WHAT THE EXERCISE ASKS:
Give the records again exactly, with every character kept.

TASK INPUTS:
= = =

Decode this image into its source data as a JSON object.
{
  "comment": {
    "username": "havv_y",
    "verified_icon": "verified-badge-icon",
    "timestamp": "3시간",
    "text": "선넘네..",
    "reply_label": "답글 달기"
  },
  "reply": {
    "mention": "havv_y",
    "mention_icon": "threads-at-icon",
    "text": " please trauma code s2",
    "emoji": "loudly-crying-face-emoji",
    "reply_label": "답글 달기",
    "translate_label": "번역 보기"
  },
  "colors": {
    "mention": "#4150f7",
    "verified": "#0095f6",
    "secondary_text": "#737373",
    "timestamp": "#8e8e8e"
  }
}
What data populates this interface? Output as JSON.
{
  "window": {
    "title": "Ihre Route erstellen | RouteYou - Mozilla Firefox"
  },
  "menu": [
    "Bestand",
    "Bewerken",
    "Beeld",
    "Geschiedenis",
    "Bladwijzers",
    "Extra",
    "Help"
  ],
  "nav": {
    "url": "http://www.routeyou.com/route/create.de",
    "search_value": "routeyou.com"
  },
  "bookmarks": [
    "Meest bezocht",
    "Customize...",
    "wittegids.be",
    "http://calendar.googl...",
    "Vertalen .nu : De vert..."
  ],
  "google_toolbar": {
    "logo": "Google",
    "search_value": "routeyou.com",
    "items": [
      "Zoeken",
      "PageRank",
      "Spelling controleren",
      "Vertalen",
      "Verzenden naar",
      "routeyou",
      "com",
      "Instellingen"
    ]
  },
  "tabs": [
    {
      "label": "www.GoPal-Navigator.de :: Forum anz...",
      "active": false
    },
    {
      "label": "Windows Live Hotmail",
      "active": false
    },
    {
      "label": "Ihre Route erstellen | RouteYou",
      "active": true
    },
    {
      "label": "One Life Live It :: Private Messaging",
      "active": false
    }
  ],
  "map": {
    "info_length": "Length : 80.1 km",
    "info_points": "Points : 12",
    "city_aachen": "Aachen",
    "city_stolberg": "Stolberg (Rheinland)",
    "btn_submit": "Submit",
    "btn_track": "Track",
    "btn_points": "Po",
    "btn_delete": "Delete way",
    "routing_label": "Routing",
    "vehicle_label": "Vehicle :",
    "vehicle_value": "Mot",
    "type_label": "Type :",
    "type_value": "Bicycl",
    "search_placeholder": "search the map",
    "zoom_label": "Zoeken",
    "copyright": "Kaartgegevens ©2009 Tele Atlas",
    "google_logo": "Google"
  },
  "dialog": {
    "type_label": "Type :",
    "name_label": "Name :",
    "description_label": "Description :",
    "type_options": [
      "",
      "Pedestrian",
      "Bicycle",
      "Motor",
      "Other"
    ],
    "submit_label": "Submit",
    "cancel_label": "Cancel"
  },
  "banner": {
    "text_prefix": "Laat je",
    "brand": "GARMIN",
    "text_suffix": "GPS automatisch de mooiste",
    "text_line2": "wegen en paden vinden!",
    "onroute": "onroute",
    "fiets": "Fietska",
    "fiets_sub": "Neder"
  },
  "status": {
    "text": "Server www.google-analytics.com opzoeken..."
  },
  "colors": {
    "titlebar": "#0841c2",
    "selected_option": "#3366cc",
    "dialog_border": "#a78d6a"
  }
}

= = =

RESULT:
Decode this image into its source data as a JSON object.
{
  "comment": {
    "username": "havv_y",
    "verified_icon": "verified-badge-icon",
    "timestamp": "3시간",
    "text": "선넘네..",
    "reply_label": "답글 달기"
  },
  "reply": {
    "mention": "havv_y",
    "mention_icon": "threads-at-icon",
    "text": " please trauma code s2",
    "emoji": "loudly-crying-face-emoji",
    "reply_label": "답글 달기",
    "translate_label": "번역 보기"
  },
  "colors": {
    "mention": "#4150f7",
    "verified": "#0095f6",
    "secondary_text": "#737373",
    "timestamp": "#8e8e8e"
  }
}
What data populates this interface? Output as JSON.
{
  "window": {
    "title": "Ihre Route erstellen | RouteYou - Mozilla Firefox"
  },
  "menu": [
    "Bestand",
    "Bewerken",
    "Beeld",
    "Geschiedenis",
    "Bladwijzers",
    "Extra",
    "Help"
  ],
  "nav": {
    "url": "http://www.routeyou.com/route/create.de",
    "search_value": "routeyou.com"
  },
  "bookmarks": [
    "Meest bezocht",
    "Customize...",
    "wittegids.be",
    "http://calendar.googl...",
    "Vertalen .nu : De vert..."
  ],
  "google_toolbar": {
    "logo": "Google",
    "search_value": "routeyou.com",
    "items": [
      "Zoeken",
      "PageRank",
      "Spelling controleren",
      "Vertalen",
      "Verzenden naar",
      "routeyou",
      "com",
      "Instellingen"
    ]
  },
  "tabs": [
    {
      "label": "www.GoPal-Navigator.de :: Forum anz...",
      "active": false
    },
    {
      "label": "Windows Live Hotmail",
      "active": false
    },
    {
      "label": "Ihre Route erstellen | RouteYou",
      "active": true
    },
    {
      "label": "One Life Live It :: Private Messaging",
      "active": false
    }
  ],
  "map": {
    "info_length": "Length : 80.1 km",
    "info_points": "Points : 12",
    "city_aachen": "Aachen",
    "city_stolberg": "Stolberg (Rheinland)",
    "btn_submit": "Submit",
    "btn_track": "Track",
    "btn_points": "Po",
    "btn_delete": "Delete way",
    "routing_label": "Routing",
    "vehicle_label": "Vehicle :",
    "vehicle_value": "Mot",
    "type_label": "Type :",
    "type_value": "Bicycl",
    "search_placeholder": "search the map",
    "zoom_label": "Zoeken",
    "copyright": "Kaartgegevens ©2009 Tele Atlas",
    "google_logo": "Google"
  },
  "dialog": {
    "type_label": "Type :",
    "name_label": "Name :",
    "description_label": "Description :",
    "type_options": [
      "",
      "Pedestrian",
      "Bicycle",
      "Motor",
      "Other"
    ],
    "submit_label": "Submit",
    "cancel_label": "Cancel"
  },
  "banner": {
    "text_prefix": "Laat je",
    "brand": "GARMIN",
    "text_suffix": "GPS automatisch de mooiste",
    "text_line2": "wegen en paden vinden!",
    "onroute": "onroute",
    "fiets": "Fietska",
    "fiets_sub": "Neder"
  },
  "status": {
    "text": "Server www.google-analytics.com opzoeken..."
  },
  "colors": {
    "titlebar": "#0841c2",
    "selected_option": "#3366cc",
    "dialog_border": "#a78d6a"
  }
}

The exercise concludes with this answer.